A pocket version would be nice, or I would like to see a non-study Bible version of the OSB. Just the text and some footnotes, like regular pew Bibles. I actually don't want all the study notes. I'm close to just getting a Catholic NRSV because I don't want a study Bible. It doesn't have 3 Maccabees, but it has the rest (well, except for 4 Maccabees and 3 Esdras/Apocalypse of Ezra, but the OSB doesn't have those either)
I'm going to have to agree with orthonorm about avoiding the NRSV, but on the additional grounds that it lacks any real sense of poetry. "Spirit" is almost always translated as "wind"; overly literal to provide clarity for modern readers (READ: STUPID-SPEAK), such as firmament being instead the "dome" of the sky, Behold a pale green horse, etc. It's much more about being understandable than being dignified or actually Holy. Also, as he noted, this thing is too politically correct for its own good, so anything Christological in the Old Testament is given a neutral rendering to allow for the pre-Christian "Jewish" understanding. It's certainly not worthless, but I think most of it is questionable.
On the other hand, I actually don't mind an academic Bible. While orthonorm seems to have no love for the RSV, I think it is really quite well done, and I recommend you buy The New Oxford Annotated Bible with "Apocrypha" RSV. Yes, it has study notes, but they're very minimal and really serve to provide clarification on textual issues. Here's a link if you want to consider it:
I think the translation is great and the footnotes have all the variants know at the last pressing in the late 70's. It is also Ecumenical in that it is approved for liturgical use and personal study in Orthodox, Roman Catholic and most Protestant churches. Some of the scholarship in the notes is not compatible with an Orthodox ethos, but any of that is really quite minimal and I don't see any real damage coming from those minor areas anyway.
I mostly find the notes in the Orthodox Study Bible to be banal and irritating. There's notes for everything, and they're completely repetitive. Ruth lays down with Boaz, just like we lay down dead with Christ in baptism, and He tells us what to do just as Boaz tells Ruth what to do. ARE YOU SERIOUS!?!?! I know typology can get out of hand sometimes, but this stuff is sometimes downright moronic. That being said, I mean no disrespect to the OSB and all the love and effort that went into it. I use the text quite often and I think overall it's a huge asset to Orthodox in America and was an absolute necessity to create.
So get whatever you want to, but for me at this time the Oxford RSV is becoming my standard for Bible reading. Excellent textual scholarship on variants, excellent poetical translation of songs, and even if you don't want notes these are really valuable if you are in any way historically critically inclined.
OK. First, maybe I don't write English. I've suggest the exact edition of the RSV you recommend for Bible study. I use it in conjunction with with NKJV for 83% of my Bible reading / study.
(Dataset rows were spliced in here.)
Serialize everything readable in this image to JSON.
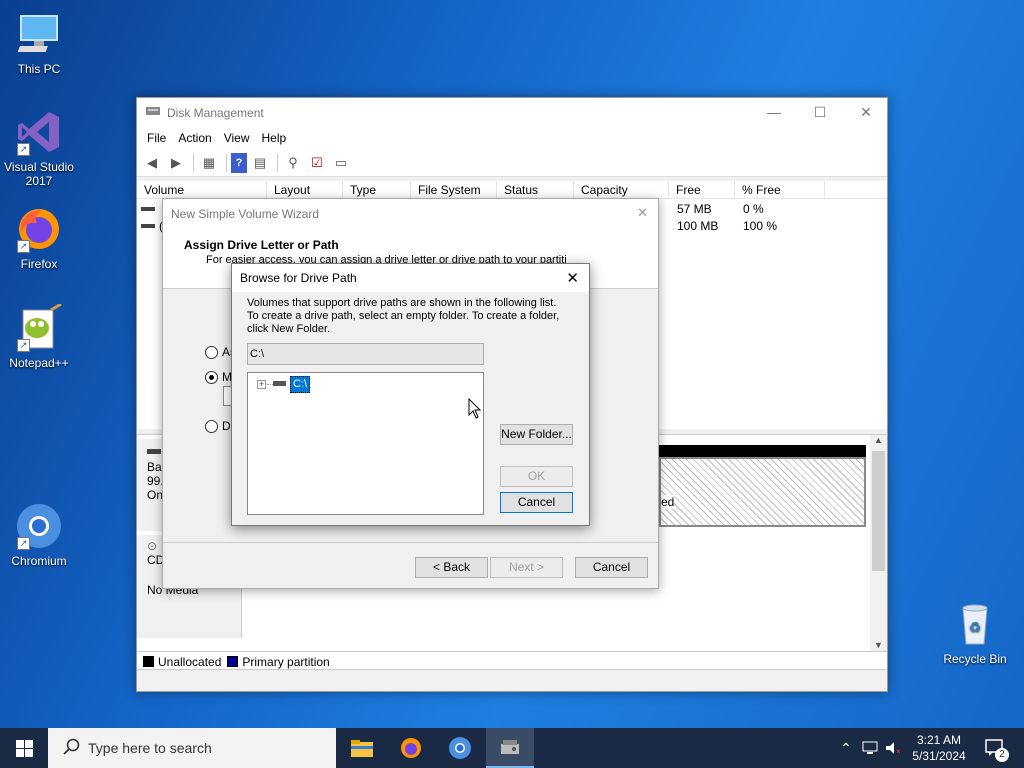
{
  "desktop": {
    "icons": [
      {
        "label": "This PC",
        "icon": "computer-icon"
      },
      {
        "label": "Visual Studio 2017",
        "icon": "visual-studio-icon"
      },
      {
        "label": "Firefox",
        "icon": "firefox-icon"
      },
      {
        "label": "Notepad++",
        "icon": "notepadpp-icon"
      },
      {
        "label": "Chromium",
        "icon": "chromium-icon"
      },
      {
        "label": "Recycle Bin",
        "icon": "recycle-bin-icon"
      }
    ]
  },
  "disk_management": {
    "title": "Disk Management",
    "menu": [
      "File",
      "Action",
      "View",
      "Help"
    ],
    "columns": [
      "Volume",
      "Layout",
      "Type",
      "File System",
      "Status",
      "Capacity",
      "Free Spa...",
      "% Free"
    ],
    "rows": [
      {
        "free": "57 MB",
        "pct": "0 %"
      },
      {
        "volume_fragment": "(",
        "free": "100 MB",
        "pct": "100 %"
      }
    ],
    "disk0_label": [
      "Bas",
      "99.",
      "On"
    ],
    "disk_fragment": "ed",
    "cdrom_label": "CD",
    "cdrom_status": "No Media",
    "legend": [
      {
        "label": "Unallocated",
        "color": "#000000"
      },
      {
        "label": "Primary partition",
        "color": "#00008b"
      }
    ]
  },
  "wizard": {
    "title": "New Simple Volume Wizard",
    "heading": "Assign Drive Letter or Path",
    "subheading": "For easier access, you can assign a drive letter or drive path to your partition.",
    "options": [
      "As",
      "Mo",
      "Do"
    ],
    "back": "< Back",
    "next": "Next >",
    "cancel": "Cancel"
  },
  "browse": {
    "title": "Browse for Drive Path",
    "desc1": "Volumes that support drive paths are shown in the following list.",
    "desc2": "To create a drive path, select an empty folder. To create a folder,",
    "desc3": "click New Folder.",
    "path_value": "C:\\",
    "tree_item": "C:\\",
    "new_folder": "New Folder...",
    "ok": "OK",
    "cancel": "Cancel"
  },
  "taskbar": {
    "search_placeholder": "Type here to search",
    "time": "3:21 AM",
    "date": "5/31/2024",
    "notification_count": "2"
  }
}
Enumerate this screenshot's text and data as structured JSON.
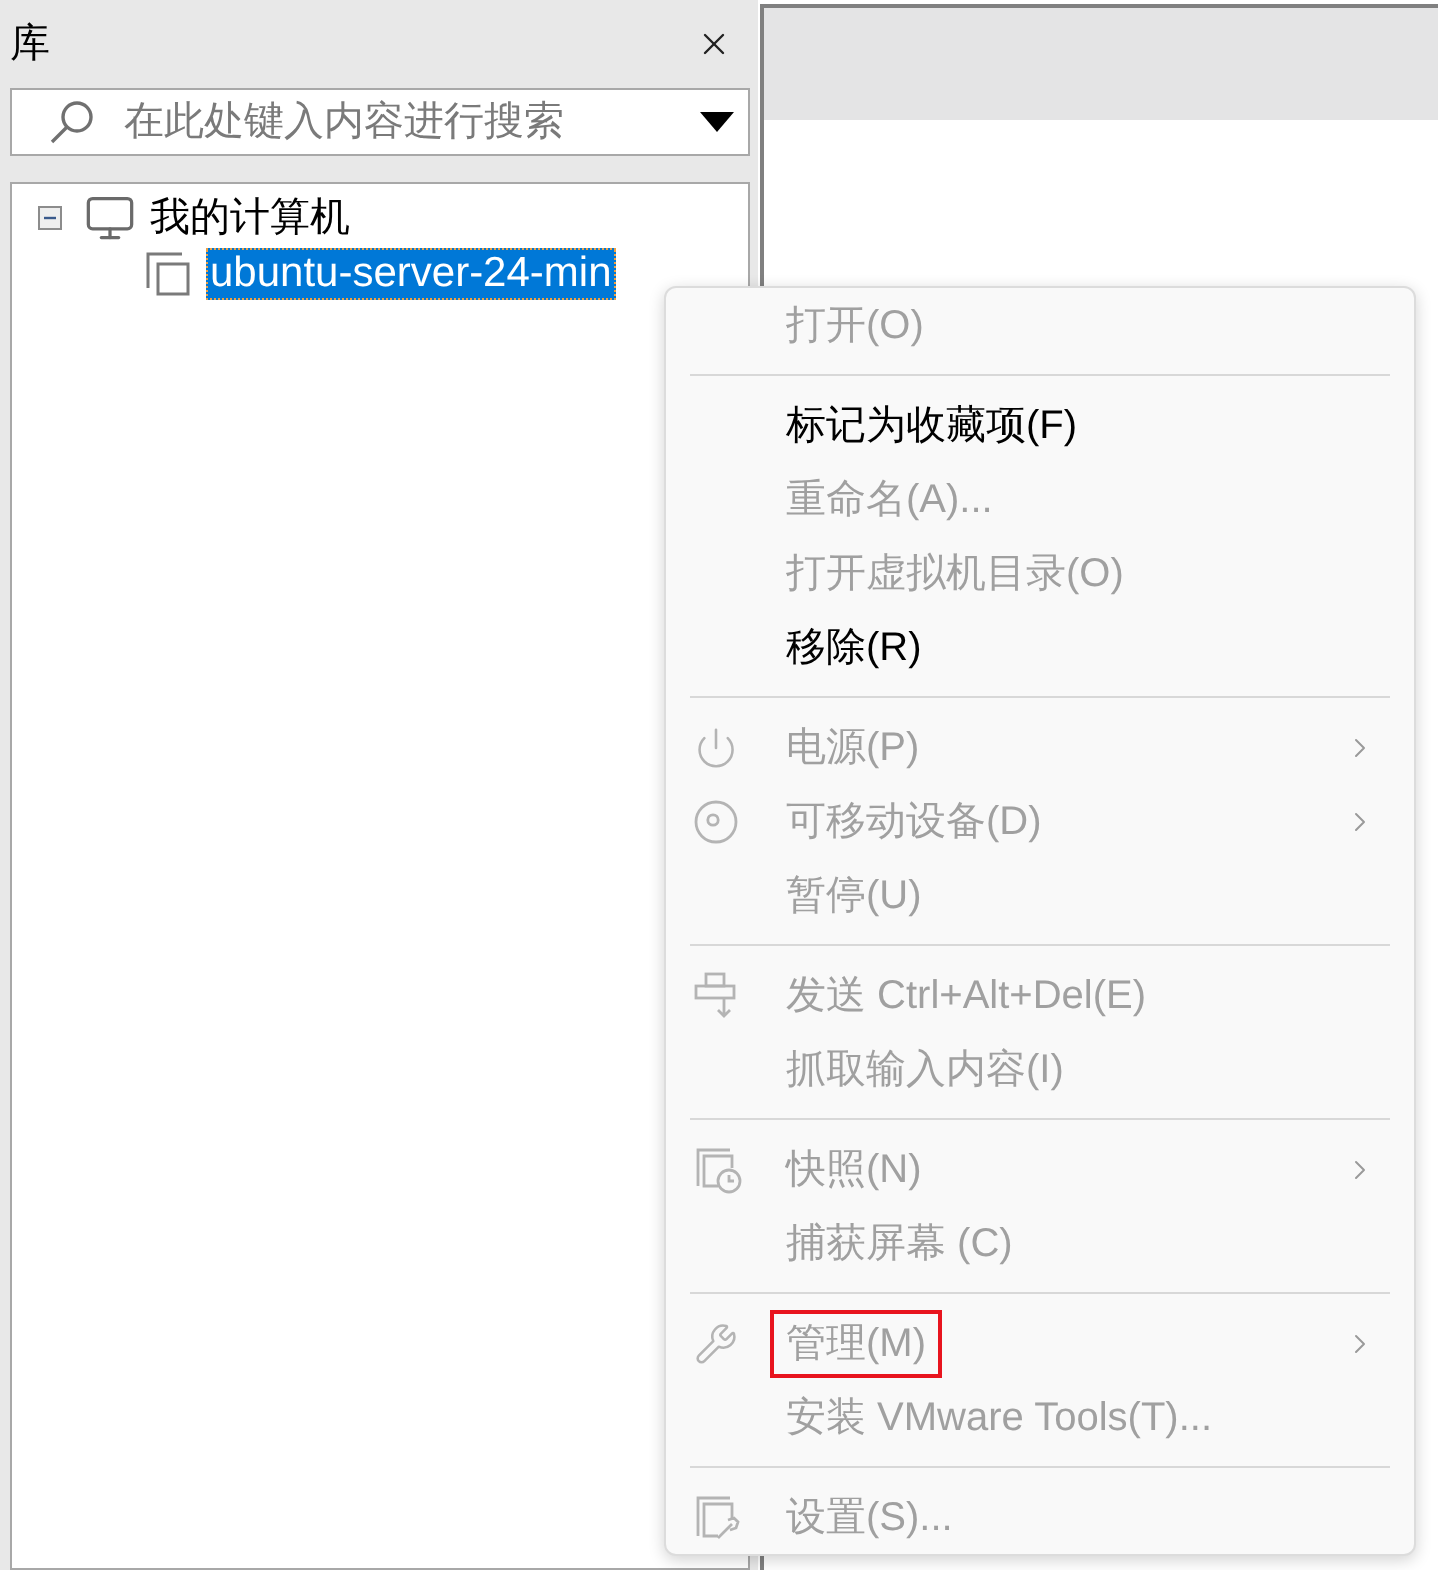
{
  "library": {
    "title": "库",
    "search": {
      "placeholder": "在此处键入内容进行搜索"
    },
    "tree": [
      {
        "label": "我的计算机",
        "expanded": true,
        "selected": false,
        "children": [
          {
            "label": "ubuntu-server-24-min",
            "selected": true
          }
        ]
      }
    ]
  },
  "context_menu": {
    "groups": [
      [
        {
          "kind": "text",
          "label": "打开(O)",
          "disabled": true,
          "submenu": false,
          "highlighted": false
        }
      ],
      [
        {
          "kind": "text",
          "label": "标记为收藏项(F)",
          "disabled": false,
          "submenu": false,
          "highlighted": false
        },
        {
          "kind": "text",
          "label": "重命名(A)...",
          "disabled": true,
          "submenu": false,
          "highlighted": false
        },
        {
          "kind": "text",
          "label": "打开虚拟机目录(O)",
          "disabled": true,
          "submenu": false,
          "highlighted": false
        },
        {
          "kind": "text",
          "label": "移除(R)",
          "disabled": false,
          "submenu": false,
          "highlighted": false
        }
      ],
      [
        {
          "kind": "power",
          "label": "电源(P)",
          "disabled": true,
          "submenu": true,
          "highlighted": false
        },
        {
          "kind": "removable-devices",
          "label": "可移动设备(D)",
          "disabled": true,
          "submenu": true,
          "highlighted": false
        },
        {
          "kind": "text",
          "label": "暂停(U)",
          "disabled": true,
          "submenu": false,
          "highlighted": false
        }
      ],
      [
        {
          "kind": "send-keys",
          "label": "发送 Ctrl+Alt+Del(E)",
          "disabled": true,
          "submenu": false,
          "highlighted": false
        },
        {
          "kind": "text",
          "label": "抓取输入内容(I)",
          "disabled": true,
          "submenu": false,
          "highlighted": false
        }
      ],
      [
        {
          "kind": "snapshot",
          "label": "快照(N)",
          "disabled": true,
          "submenu": true,
          "highlighted": false
        },
        {
          "kind": "text",
          "label": "捕获屏幕 (C)",
          "disabled": true,
          "submenu": false,
          "highlighted": false
        }
      ],
      [
        {
          "kind": "manage",
          "label": "管理(M)",
          "disabled": true,
          "submenu": true,
          "highlighted": true
        },
        {
          "kind": "text",
          "label": "安装 VMware Tools(T)...",
          "disabled": true,
          "submenu": false,
          "highlighted": false
        }
      ],
      [
        {
          "kind": "settings",
          "label": "设置(S)...",
          "disabled": true,
          "submenu": false,
          "highlighted": false
        }
      ]
    ]
  }
}
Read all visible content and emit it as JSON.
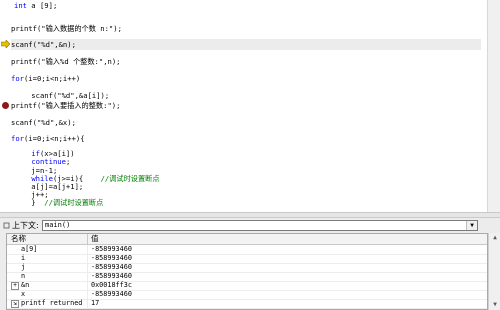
{
  "code": {
    "lines": [
      {
        "indent": "    ",
        "kw": "int",
        "rest": " a [9];"
      },
      {
        "text": "printf(\"输入数据的个数 n:\");"
      },
      {
        "text": "scanf(\"%d\",&n);"
      },
      {
        "text": "printf(\"输入%d 个整数:\",n);"
      },
      {
        "text": "for(i=0;i<n;i++)"
      },
      {
        "text": "    scanf(\"%d\",&a[i]);"
      },
      {
        "text": "printf(\"输入要插入的整数:\");"
      },
      {
        "text": "scanf(\"%d\",&x);"
      },
      {
        "text": "for(i=0;i<n;i++){"
      },
      {
        "text": "    if(x>a[i])"
      },
      {
        "text": "    continue;"
      },
      {
        "text": "    j=n-1;"
      },
      {
        "text": "    while(j>=i){",
        "comment": "//调试时设置断点"
      },
      {
        "text": "    a[j]=a[j+1];"
      },
      {
        "text": "    j++;"
      },
      {
        "text": "    }",
        "comment": "//调试时设置断点"
      }
    ]
  },
  "context": {
    "label": "上下文:",
    "value": "main()"
  },
  "watch": {
    "col_name": "名称",
    "col_value": "值",
    "rows": [
      {
        "name": "a[9]",
        "value": "-858993460",
        "expander": ""
      },
      {
        "name": "i",
        "value": "-858993460",
        "expander": ""
      },
      {
        "name": "j",
        "value": "-858993460",
        "expander": ""
      },
      {
        "name": "n",
        "value": "-858993460",
        "expander": ""
      },
      {
        "name": "&n",
        "value": "0x0018ff3c",
        "expander": "+"
      },
      {
        "name": "x",
        "value": "-858993460",
        "expander": ""
      },
      {
        "name": "printf returned",
        "value": "17",
        "expander": "⇲"
      }
    ]
  },
  "colors": {
    "keyword": "#0000ff",
    "comment": "#008000",
    "breakpoint": "#8b1a1a",
    "arrow": "#e6c200"
  }
}
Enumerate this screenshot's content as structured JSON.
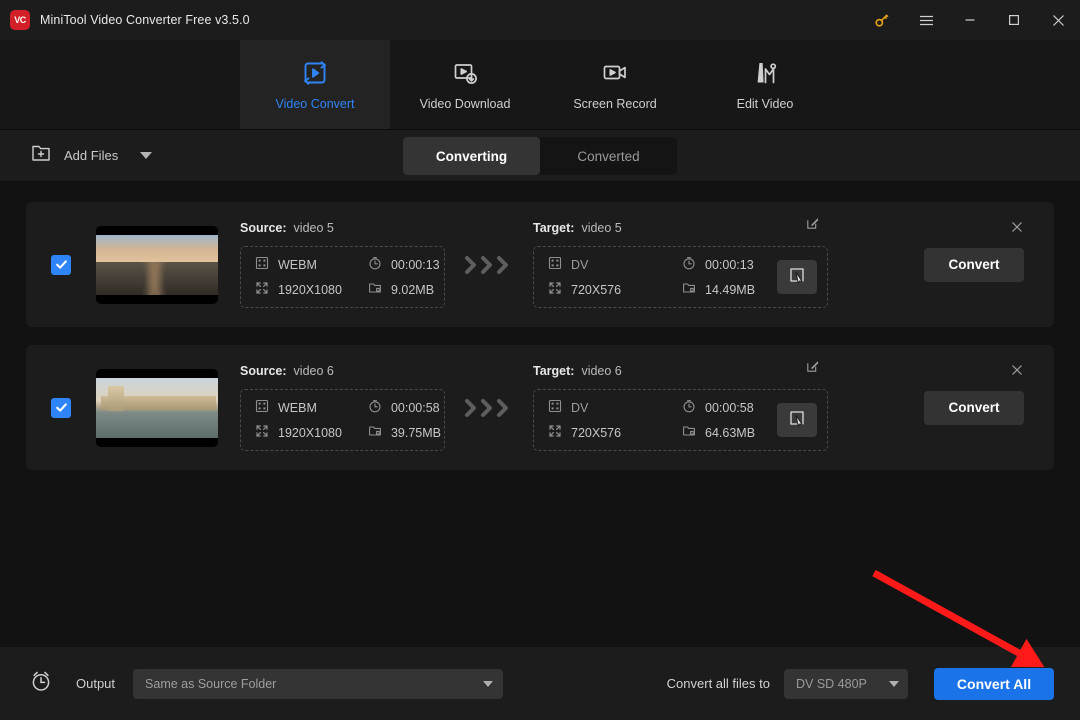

The Oxford RSV comes out with the notes when doing some light study and comparison with the NKJV.
So if I have given the impression that I have no love for the RSV, then I have been unclear although I have explicitly recommended it.
Having grown up on the KJV though, the RSV as Bible to read daily seems to be a poor marriage of the language of KJV and more contemporary English. But the version is great.
I agree obviously with some of what you say about the OT in NRSV, as I have already said it.
And I agree with the lack of poetic quality. But hearing wind, breath, spirit, etc. through a variety of versions communicated more clearly what is suggested. The Hebrew and Greek agree with these meanings. This is why I think for study a couple versions are handy.
For single use, again the NRSV is to be avoided.
However, I do think it gets a bad rap about being too "Jewish". I think Christianity, Orthodox or otherwise, has suffered severely from divorcing itself too much from its semitic albeit Hellenistic influenced origins. And I think we agree Jews have as well. And really the whole what "OT" did the writers of the "NT" use is very complicated and ultimately too unclear an issue to come down on a single set much less version or even translation.
Spot on with the Christological typology. But sometimes it is the NRSV which is the greatest help in trying to make sense of some the Scripture, for me.
But I would definitely not recommend it to anyone who isn't sensitive to these matters.
To be clear, as if it matters what I do:
Daily Reading: NKJV
Light Study: Oxford RSV and NKJV and NRSV
More Serious Study: The whole kitchen sink: podcasts, books, many English versions, commentaries, homilies, etc.